Ben & Jerry’s, Unilever’s ice cream brand, has also launched a crowd sourcing initiative this week, one that I think will be more successful in terms of building engagement and connecting with consumers that Waitrose and Sainsbury’s efforts.

Its “Unfairly Desserted” Facebook app invites UK fans to vote on which flavour, previously only available in the US, should be brought to our fair isle. It works because it responds to an existing demand for these flavours in the UK and it gives consumers a voice in the businesses decision.

Make sure you don’t miss a golden opportunity to network and glean valuable insights at this year’s In-Store show, part of Marketing Week Live!, at London Olympia on 29 and 30 June. Click here to register

Latest from Marketing Week


Access Marketing Week’s wealth of insight, analysis and opinion that will help you do your job better.

Register and receive the best content from the only UK title 100% dedicated to serving marketers' needs.

We’ll ask you just a few questions about what you do and where you work.

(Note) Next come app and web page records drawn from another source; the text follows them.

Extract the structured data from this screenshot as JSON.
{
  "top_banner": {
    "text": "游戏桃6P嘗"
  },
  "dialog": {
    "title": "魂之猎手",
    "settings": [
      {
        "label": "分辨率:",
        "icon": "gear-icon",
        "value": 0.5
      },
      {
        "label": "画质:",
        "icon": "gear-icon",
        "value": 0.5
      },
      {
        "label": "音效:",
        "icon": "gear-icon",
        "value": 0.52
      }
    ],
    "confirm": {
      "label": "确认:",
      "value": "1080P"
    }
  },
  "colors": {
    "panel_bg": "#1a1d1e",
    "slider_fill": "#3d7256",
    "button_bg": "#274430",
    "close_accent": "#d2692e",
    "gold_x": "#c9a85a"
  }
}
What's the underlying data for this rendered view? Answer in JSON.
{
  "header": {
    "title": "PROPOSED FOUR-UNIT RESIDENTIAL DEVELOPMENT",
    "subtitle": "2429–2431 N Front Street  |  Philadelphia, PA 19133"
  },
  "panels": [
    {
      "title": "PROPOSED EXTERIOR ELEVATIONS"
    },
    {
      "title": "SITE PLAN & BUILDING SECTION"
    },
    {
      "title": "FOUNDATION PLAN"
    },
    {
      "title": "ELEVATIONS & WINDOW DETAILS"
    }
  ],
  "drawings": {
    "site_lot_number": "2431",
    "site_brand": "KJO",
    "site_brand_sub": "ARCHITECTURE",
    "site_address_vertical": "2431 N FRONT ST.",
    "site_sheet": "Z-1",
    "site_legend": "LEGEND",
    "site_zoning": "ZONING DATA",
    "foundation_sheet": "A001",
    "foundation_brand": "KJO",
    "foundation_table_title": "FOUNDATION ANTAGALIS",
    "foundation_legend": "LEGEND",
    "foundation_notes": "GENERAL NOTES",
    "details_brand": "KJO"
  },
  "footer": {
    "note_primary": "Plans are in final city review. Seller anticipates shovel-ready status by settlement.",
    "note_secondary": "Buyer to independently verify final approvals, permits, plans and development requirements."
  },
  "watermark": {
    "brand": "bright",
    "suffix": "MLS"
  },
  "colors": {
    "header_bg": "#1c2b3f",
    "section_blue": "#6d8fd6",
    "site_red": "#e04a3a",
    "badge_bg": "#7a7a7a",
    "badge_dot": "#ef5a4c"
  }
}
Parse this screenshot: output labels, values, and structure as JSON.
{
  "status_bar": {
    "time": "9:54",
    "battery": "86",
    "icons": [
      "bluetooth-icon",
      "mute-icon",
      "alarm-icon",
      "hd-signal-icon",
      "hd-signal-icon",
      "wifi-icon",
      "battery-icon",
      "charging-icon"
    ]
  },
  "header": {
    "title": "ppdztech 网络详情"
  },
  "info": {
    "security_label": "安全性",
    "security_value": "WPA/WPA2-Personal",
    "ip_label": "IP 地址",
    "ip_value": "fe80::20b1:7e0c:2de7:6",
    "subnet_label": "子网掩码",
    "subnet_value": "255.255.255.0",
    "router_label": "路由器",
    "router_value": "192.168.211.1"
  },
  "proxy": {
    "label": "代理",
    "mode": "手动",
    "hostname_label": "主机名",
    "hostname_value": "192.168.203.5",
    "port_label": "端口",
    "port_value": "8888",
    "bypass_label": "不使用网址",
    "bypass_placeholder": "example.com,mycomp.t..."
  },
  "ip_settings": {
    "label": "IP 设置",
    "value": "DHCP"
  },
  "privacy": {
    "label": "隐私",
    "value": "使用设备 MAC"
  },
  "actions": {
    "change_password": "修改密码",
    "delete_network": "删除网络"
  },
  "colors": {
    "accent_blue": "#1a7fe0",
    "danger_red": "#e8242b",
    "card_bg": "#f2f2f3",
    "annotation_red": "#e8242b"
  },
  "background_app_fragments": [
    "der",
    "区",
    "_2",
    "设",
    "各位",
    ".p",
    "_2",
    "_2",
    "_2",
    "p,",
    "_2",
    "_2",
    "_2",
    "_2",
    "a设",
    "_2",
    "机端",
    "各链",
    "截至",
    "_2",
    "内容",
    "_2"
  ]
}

The more we know about our visitors, the better and more relevant content we can provide for them. And, yes, knowing our audience better helps us find commercial partners too. Don't worry, we won't share your information with other parties, unless you give us permission to do so.

Register now


Our award winning editorial team (PPA Digital Brand of the Year) ask the big questions about the biggest issues on everything from strategy through to execution to help you navigate the fast moving modern marketing landscape.


From the opportunities and challenges of emerging technology to the need for greater effectiveness, from the challenge of measurement to building a marketing team fit for the future, we are your guide.


Information, inspiration and advice from the marketing world and beyond that will help you develop as a marketer and as a leader.

Having problems?

Contact us on +44 (0)20 7292 3703 or email

If you are looking for our Jobs site, please click here